The annotation @Autowired is springs own annotation. @Inject is part of a new Java technology called CDI that defines a standard for dependency injection similar to Spring. In a spring application, the two annotations work in the same way as Spring has decided to support some JSR-330 annotations in addition to their own.

Both of these annotations use the ‘AutowiredAnnotationBeanPostProcessor’ to inject dependencies.

To add this functionality to you project, add the following to your pom.xml:

<dependency>
    <groupId>javax.inject</groupId>
    <artifactId>javax.inject</artifactId>
    <version>1</version>
</dependency>

Once the jar is on your classpath you can then leverage the functionality like so:

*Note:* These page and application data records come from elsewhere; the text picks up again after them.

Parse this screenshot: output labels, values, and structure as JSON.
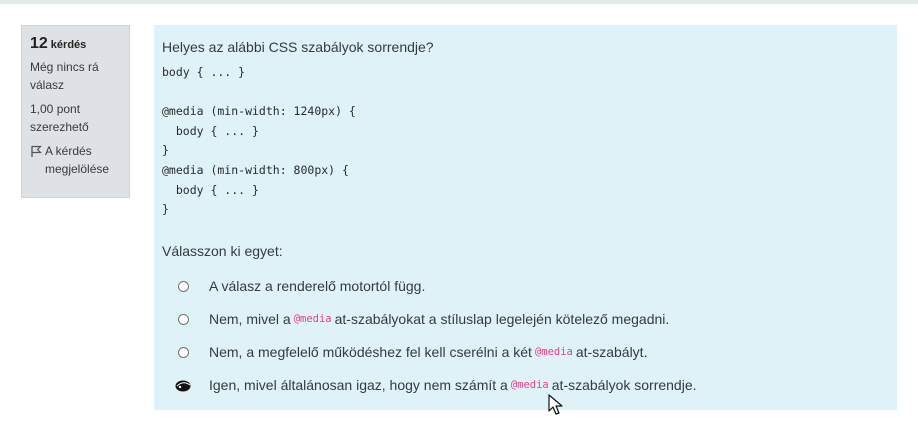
{
  "question_info": {
    "number": "12",
    "number_label": "kérdés",
    "state": "Még nincs rá válasz",
    "grade": "1,00 pont szerezhető",
    "flag_label": "A kérdés megjelölése",
    "flag_icon": "flag-icon"
  },
  "question": {
    "text": "Helyes az alábbi CSS szabályok sorrendje?",
    "code": "body { ... }\n\n@media (min-width: 1240px) {\n  body { ... }\n}\n@media (min-width: 800px) {\n  body { ... }\n}",
    "prompt": "Válasszon ki egyet:"
  },
  "answers": [
    {
      "before": "A válasz a renderelő motortól függ.",
      "code": "",
      "after": ""
    },
    {
      "before": "Nem, mivel a",
      "code": "@media",
      "after": "at-szabályokat a stíluslap legelején kötelező megadni."
    },
    {
      "before": "Nem, a megfelelő működéshez fel kell cserélni a két",
      "code": "@media",
      "after": "at-szabályt."
    },
    {
      "before": "Igen, mivel általánosan igaz, hogy nem számít a",
      "code": "@media",
      "after": "at-szabályok sorrendje."
    }
  ],
  "colors": {
    "content_bg": "#def2f8",
    "info_bg": "#dee2e6",
    "code_inline": "#e83e8c",
    "text": "#373a3c"
  }
}
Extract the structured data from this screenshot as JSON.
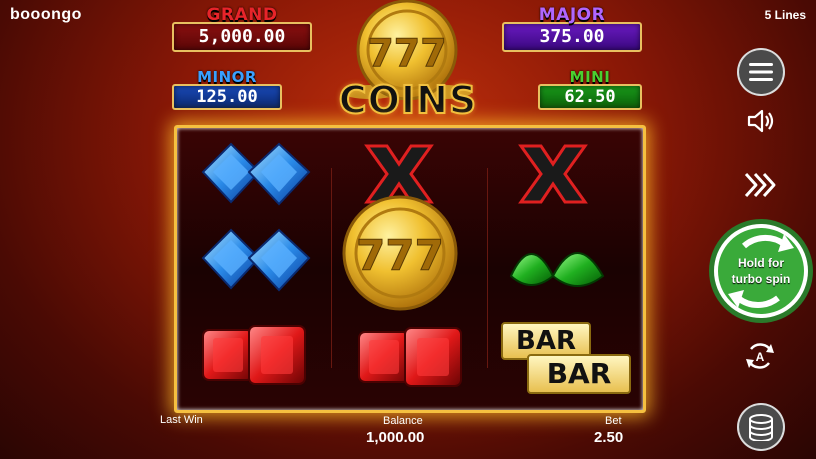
{
  "brand": "booongo",
  "lines": "5 Lines",
  "jackpots": {
    "grand": {
      "label": "GRAND",
      "value": "5,000.00"
    },
    "major": {
      "label": "MAJOR",
      "value": "375.00"
    },
    "minor": {
      "label": "MINOR",
      "value": "125.00"
    },
    "mini": {
      "label": "MINI",
      "value": "62.50"
    }
  },
  "logo": {
    "coin_text": "777",
    "title": "COINS"
  },
  "reels": [
    [
      "blue-diamond",
      "blue-diamond",
      "red-ruby"
    ],
    [
      "x-symbol",
      "gold-777-coin",
      "gold-777-coin",
      "red-ruby"
    ],
    [
      "x-symbol",
      "green-emerald",
      "bar-bar"
    ]
  ],
  "symbols": {
    "coin_text": "777",
    "bar_text": "BAR"
  },
  "footer": {
    "last_win_label": "Last Win",
    "balance_label": "Balance",
    "balance_value": "1,000.00",
    "bet_label": "Bet",
    "bet_value": "2.50"
  },
  "controls": {
    "turbo_line1": "Hold for",
    "turbo_line2": "turbo spin",
    "auto_letter": "A"
  },
  "colors": {
    "frame": "#f5c040",
    "turbo": "#3aaa3a",
    "grand": "#e8242a",
    "major": "#b066ff",
    "minor": "#3aa0ff",
    "mini": "#4ad030"
  }
}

package ie.mreddy.entity.dao;
 
import javax.inject.Named;
 
@Named
public class EntityDAO {
 
    public void save() {
        // impl
    }
}
package ie.mreddy.entity.services;
 
import javax.inject.Inject;
import javax.inject.Named;
 
import ie.mreddy.entity.dao.EntityDAO;
 
@Named
public class EntityService {
    @Inject
    EntityDAO entityDAO;
 
    public void save() {
        System.out.println("Calling injected entityDAO's save method");
        entityDAO.save();
    }
}

There are some limitations on JSR-330 if you compare it to Spring’s counterpart:

  • @Inject has no “required” attribute to make sure the bean is injected successful.
  • In Spring container, JSR-330 has scope singleton by default, but you can use Spring’s @Scope to define others.
  • No equivalent to Spring’s @Value, @Required or @Lazy.